— Problem —
Your reply must be the number of lines in the entries that hold the word "Events", and nothing else.

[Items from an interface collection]
Content starts

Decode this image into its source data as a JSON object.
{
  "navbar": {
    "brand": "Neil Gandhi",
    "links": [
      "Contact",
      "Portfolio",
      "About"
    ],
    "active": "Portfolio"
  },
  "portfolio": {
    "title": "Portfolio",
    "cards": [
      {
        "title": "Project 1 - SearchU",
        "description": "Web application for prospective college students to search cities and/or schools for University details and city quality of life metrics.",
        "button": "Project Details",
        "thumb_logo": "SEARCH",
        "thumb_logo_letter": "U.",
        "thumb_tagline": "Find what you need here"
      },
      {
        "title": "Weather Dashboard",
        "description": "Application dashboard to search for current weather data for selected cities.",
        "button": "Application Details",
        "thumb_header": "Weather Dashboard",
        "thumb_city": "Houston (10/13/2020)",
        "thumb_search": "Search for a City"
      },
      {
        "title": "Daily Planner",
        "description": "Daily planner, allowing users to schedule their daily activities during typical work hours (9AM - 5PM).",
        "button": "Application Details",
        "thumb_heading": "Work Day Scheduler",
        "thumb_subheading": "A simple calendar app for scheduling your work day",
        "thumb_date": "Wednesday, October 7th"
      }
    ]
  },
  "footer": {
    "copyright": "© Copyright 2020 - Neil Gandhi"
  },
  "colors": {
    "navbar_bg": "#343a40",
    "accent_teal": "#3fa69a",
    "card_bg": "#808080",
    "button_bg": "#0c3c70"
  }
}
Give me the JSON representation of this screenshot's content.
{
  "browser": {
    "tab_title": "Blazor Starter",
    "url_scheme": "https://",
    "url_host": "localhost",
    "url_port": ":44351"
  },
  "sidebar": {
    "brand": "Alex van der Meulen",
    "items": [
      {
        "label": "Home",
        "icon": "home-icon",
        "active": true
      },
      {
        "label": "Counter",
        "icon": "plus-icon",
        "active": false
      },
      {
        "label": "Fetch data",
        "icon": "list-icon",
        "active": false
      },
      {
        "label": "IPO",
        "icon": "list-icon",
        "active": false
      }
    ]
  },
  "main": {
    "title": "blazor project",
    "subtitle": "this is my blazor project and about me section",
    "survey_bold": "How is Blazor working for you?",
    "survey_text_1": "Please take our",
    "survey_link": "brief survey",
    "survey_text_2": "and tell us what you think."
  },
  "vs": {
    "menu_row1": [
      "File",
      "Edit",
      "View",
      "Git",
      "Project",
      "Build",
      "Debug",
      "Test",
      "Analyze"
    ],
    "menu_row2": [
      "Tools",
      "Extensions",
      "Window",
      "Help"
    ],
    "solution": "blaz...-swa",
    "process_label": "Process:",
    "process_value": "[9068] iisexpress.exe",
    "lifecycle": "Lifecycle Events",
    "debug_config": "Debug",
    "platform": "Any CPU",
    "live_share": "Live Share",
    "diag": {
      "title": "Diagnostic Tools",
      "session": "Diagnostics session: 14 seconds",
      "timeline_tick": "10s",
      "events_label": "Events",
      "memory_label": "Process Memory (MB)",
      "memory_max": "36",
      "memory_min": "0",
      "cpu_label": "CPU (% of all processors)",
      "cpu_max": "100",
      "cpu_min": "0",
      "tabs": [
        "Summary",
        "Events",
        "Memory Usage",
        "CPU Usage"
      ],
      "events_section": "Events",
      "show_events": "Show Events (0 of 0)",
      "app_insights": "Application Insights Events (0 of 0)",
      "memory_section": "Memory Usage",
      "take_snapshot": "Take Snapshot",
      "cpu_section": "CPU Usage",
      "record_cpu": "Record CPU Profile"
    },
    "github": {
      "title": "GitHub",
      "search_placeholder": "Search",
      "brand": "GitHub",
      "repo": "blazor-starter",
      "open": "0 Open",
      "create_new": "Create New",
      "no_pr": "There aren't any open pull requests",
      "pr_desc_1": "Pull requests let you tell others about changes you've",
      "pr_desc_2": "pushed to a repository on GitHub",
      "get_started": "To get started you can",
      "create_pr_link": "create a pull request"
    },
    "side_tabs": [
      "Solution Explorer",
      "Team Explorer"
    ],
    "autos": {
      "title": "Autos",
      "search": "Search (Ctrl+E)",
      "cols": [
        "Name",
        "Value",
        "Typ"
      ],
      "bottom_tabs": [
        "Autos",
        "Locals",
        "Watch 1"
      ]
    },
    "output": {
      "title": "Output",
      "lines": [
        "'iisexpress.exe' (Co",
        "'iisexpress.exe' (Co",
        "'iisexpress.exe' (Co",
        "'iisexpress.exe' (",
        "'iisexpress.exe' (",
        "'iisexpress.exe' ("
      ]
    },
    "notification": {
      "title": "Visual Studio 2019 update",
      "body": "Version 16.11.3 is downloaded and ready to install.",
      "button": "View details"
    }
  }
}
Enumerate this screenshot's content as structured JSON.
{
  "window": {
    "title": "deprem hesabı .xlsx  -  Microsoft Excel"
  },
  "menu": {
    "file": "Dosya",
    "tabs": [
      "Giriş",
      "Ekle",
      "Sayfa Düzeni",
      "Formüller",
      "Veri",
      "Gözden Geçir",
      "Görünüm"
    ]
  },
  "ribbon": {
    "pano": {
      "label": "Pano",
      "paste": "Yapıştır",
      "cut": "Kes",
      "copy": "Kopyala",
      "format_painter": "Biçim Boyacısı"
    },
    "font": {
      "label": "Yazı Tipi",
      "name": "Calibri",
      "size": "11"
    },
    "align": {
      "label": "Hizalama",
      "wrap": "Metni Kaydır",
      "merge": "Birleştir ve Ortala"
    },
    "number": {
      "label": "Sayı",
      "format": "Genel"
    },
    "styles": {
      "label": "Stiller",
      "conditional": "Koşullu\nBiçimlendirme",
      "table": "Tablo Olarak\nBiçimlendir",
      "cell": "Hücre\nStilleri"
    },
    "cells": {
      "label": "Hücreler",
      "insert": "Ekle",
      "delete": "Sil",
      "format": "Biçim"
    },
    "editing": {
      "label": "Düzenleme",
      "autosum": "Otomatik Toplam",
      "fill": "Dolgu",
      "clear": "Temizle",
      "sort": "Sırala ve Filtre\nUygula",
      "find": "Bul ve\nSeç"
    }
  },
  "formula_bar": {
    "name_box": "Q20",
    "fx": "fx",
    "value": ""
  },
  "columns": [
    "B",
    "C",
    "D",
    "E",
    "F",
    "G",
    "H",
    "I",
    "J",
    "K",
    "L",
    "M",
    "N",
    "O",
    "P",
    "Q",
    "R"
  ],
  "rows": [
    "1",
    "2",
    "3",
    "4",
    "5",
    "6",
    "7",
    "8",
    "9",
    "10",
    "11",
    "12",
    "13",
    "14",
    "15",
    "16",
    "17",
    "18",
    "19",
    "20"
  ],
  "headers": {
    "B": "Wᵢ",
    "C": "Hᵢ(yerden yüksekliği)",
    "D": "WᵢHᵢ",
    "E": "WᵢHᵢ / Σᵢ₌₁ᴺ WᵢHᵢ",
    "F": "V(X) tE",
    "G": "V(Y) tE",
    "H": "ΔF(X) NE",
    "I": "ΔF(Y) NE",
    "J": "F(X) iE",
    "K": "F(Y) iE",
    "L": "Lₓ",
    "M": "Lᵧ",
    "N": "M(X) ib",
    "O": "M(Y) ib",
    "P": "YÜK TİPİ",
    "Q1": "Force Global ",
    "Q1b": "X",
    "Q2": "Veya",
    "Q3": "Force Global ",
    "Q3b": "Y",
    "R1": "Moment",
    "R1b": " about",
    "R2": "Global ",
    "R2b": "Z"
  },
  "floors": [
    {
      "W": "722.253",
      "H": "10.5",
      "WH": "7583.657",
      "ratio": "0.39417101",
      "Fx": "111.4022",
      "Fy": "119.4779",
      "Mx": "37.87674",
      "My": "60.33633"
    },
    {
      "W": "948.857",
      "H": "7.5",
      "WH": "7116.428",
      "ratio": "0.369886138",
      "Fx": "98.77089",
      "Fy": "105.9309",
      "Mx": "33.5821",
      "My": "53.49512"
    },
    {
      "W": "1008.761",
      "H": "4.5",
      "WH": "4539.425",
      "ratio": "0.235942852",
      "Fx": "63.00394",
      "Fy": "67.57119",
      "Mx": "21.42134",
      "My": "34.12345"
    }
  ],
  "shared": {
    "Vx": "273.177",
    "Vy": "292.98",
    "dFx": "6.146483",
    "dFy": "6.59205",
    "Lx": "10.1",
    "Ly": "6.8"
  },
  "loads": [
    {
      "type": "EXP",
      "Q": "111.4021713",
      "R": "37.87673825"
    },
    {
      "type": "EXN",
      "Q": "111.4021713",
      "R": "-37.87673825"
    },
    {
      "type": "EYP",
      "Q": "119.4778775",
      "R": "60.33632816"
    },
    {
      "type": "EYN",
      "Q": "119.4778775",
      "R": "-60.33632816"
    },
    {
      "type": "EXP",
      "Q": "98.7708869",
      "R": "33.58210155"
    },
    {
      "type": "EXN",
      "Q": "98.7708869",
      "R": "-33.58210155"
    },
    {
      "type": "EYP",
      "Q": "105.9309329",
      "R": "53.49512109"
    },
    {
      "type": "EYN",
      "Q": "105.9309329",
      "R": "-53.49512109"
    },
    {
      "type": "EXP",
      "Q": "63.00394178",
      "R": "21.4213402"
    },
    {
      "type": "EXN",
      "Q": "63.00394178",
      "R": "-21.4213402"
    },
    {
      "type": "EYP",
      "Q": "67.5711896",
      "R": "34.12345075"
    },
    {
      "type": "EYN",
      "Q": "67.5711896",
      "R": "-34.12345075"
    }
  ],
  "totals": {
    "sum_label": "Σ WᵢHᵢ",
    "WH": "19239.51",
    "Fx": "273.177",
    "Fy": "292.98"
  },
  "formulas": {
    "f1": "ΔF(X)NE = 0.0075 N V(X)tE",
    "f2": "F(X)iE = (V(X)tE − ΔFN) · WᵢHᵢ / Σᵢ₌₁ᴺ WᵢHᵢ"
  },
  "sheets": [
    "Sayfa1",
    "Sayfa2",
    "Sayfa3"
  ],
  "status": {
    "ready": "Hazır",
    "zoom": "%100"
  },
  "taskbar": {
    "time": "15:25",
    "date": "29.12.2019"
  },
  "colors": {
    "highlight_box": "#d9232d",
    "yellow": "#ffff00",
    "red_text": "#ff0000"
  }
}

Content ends

— Output for this task —
6